This course introduces the students to the process for taking knowledge of the business and its rules and converting these into a stable data model. The data model is a representation of the objects that the business uses, the characteristics of those objects and the rules that govern their relationship. It is important for analysts to understand the rules for building a data model and the processes for doing so. Students will understand the benefits of data modeling.
This is a pragmatic workshop in that there are many realistic examples used throughout. The examples show mainstream data modeling concepts. You learn a rigorous method for defining data. You learn how data modelers gather the data, define and analyze business rules, perform normalization, and use the results to create a stable model of the data within a business area. You learn how data modelers use state-of-the-art refinement techniques like subtyping and recursive relationships. Above all, you learn that data modeling can be done rapidly.

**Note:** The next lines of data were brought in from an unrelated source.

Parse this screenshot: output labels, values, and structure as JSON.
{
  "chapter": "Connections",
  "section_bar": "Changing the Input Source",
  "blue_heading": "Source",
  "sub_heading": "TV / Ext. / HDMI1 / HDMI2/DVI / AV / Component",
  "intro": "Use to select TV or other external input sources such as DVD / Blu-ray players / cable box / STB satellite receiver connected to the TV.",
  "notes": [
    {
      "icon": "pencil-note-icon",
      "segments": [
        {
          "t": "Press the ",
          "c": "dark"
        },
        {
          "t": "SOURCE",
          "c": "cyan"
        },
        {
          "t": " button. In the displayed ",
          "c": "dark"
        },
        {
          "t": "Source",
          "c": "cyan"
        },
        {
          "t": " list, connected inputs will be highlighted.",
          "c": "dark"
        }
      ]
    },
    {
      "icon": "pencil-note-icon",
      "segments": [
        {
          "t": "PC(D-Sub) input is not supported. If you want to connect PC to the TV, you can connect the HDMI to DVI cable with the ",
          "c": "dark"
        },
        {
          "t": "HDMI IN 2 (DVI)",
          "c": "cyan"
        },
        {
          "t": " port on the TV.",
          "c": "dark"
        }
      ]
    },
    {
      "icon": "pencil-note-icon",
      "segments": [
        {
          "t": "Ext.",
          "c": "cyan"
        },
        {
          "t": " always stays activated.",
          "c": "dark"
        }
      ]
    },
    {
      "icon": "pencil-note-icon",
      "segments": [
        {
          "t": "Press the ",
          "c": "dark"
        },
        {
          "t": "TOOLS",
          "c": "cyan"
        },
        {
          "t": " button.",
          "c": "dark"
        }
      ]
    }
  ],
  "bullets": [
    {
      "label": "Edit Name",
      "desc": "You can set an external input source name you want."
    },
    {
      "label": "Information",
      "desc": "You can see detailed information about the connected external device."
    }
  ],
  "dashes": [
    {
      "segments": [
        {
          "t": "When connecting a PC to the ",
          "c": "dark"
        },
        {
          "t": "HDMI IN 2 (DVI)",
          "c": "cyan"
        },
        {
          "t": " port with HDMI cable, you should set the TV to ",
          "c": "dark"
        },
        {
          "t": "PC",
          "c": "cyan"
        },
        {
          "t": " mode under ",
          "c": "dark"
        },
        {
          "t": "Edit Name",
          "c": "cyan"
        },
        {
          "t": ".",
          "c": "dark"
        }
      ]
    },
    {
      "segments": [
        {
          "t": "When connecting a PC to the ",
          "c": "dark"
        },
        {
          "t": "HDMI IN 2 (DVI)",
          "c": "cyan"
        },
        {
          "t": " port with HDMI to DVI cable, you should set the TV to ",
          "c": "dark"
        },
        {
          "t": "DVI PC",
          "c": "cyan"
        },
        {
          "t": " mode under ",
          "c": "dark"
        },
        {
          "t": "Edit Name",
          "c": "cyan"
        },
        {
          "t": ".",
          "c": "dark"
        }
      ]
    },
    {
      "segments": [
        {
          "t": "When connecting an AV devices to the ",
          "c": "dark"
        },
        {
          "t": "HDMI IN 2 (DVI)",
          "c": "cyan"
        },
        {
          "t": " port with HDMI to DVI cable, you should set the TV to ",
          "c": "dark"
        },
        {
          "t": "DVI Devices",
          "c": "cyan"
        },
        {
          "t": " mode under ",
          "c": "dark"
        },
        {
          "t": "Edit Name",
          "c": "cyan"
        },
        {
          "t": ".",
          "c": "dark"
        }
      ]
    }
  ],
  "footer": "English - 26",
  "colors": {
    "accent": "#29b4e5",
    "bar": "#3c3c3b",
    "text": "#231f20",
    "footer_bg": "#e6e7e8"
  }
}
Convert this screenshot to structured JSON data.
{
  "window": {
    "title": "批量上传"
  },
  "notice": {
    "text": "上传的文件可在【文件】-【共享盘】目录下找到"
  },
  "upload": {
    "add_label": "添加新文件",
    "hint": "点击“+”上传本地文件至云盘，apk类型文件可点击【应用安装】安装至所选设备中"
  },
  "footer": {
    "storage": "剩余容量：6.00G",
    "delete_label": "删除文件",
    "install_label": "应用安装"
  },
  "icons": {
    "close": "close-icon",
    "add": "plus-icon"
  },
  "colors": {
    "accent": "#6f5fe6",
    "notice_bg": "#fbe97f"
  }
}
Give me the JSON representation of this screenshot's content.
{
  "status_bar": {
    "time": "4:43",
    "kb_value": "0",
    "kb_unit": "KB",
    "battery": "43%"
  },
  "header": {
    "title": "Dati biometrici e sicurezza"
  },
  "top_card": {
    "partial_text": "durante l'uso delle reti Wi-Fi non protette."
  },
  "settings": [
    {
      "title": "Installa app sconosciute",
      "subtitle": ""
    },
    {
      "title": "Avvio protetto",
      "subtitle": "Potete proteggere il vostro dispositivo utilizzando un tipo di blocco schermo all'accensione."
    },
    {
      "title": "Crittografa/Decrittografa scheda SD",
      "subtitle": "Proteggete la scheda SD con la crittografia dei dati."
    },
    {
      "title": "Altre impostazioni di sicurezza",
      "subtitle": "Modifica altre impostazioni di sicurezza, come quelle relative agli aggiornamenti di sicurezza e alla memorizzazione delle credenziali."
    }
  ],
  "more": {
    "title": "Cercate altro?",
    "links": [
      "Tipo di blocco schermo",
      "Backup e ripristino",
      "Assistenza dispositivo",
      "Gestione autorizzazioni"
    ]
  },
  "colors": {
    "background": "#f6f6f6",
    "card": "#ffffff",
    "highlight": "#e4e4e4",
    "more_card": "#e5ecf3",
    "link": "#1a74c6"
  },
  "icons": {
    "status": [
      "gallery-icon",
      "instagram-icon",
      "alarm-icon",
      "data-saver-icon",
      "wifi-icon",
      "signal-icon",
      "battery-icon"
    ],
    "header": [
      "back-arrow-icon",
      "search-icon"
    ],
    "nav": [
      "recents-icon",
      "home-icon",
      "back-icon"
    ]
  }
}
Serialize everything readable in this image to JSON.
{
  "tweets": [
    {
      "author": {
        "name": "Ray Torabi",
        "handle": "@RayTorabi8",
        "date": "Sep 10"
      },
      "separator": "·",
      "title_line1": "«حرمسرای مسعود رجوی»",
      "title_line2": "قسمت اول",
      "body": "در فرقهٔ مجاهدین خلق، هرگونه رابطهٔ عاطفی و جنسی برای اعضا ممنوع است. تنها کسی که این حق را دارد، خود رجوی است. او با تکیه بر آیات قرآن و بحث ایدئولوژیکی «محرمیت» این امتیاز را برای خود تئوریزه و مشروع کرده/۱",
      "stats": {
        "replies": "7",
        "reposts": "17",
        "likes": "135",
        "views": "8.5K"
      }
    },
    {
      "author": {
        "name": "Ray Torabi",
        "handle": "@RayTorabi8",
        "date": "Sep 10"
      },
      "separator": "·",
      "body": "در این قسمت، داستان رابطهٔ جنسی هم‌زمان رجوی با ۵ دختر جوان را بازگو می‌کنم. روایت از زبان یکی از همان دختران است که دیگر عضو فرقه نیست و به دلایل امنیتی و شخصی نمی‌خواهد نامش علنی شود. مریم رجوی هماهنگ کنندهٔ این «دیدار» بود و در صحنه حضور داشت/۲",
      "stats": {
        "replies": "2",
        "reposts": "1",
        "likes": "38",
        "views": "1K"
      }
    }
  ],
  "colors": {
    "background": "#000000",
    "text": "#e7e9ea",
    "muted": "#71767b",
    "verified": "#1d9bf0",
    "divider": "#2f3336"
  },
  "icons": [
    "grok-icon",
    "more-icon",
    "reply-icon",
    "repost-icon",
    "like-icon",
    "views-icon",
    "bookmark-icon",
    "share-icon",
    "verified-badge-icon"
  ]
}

A good data model is non-redundant. The basic goals and some examples of normalization are presented.
You will learn the importance of business rules. A business rule is a constraint or policy that the business must follow.You will also learn that it is possible to validate a data model. Three methods will be reviewed, namely, a CRUD matrix, a data view and a data usage map.
It is important to know when a data model is done. The workshop covers various criteria for determining when you have finished a data model. Specific steps for the conversion of a logical data model to a physical data model will be discussed and exercised.
The workshop covers the definition and purpose of data modeling. It reviews the steps in creating a rigorous data model. Where data modeling fits into the overall life cycle is stressed. To accomplish this, a framework is established into which data modeling fits. CASE technology is discussed and how it supports data modeling.Practical examples are used throughout the workshop.
Business and Systems Managers, Business and Systems Users, Business Systems Analysts, Systems Analysts, Project Managers, Project Team Members, Data/Database Administrators.
Upon successful completion of this course, the student will be able to understand data models that are:
- Independent of implementation and organizational structure
- Accurate representation of the business
- Simple (because they use refinement)
- Appropriately scoped
- Based on sound theoretical principles
- Easy to understand.
There are no prerequisites. Everything you need to know to understand the central goals of data modeling is taught during the course itself.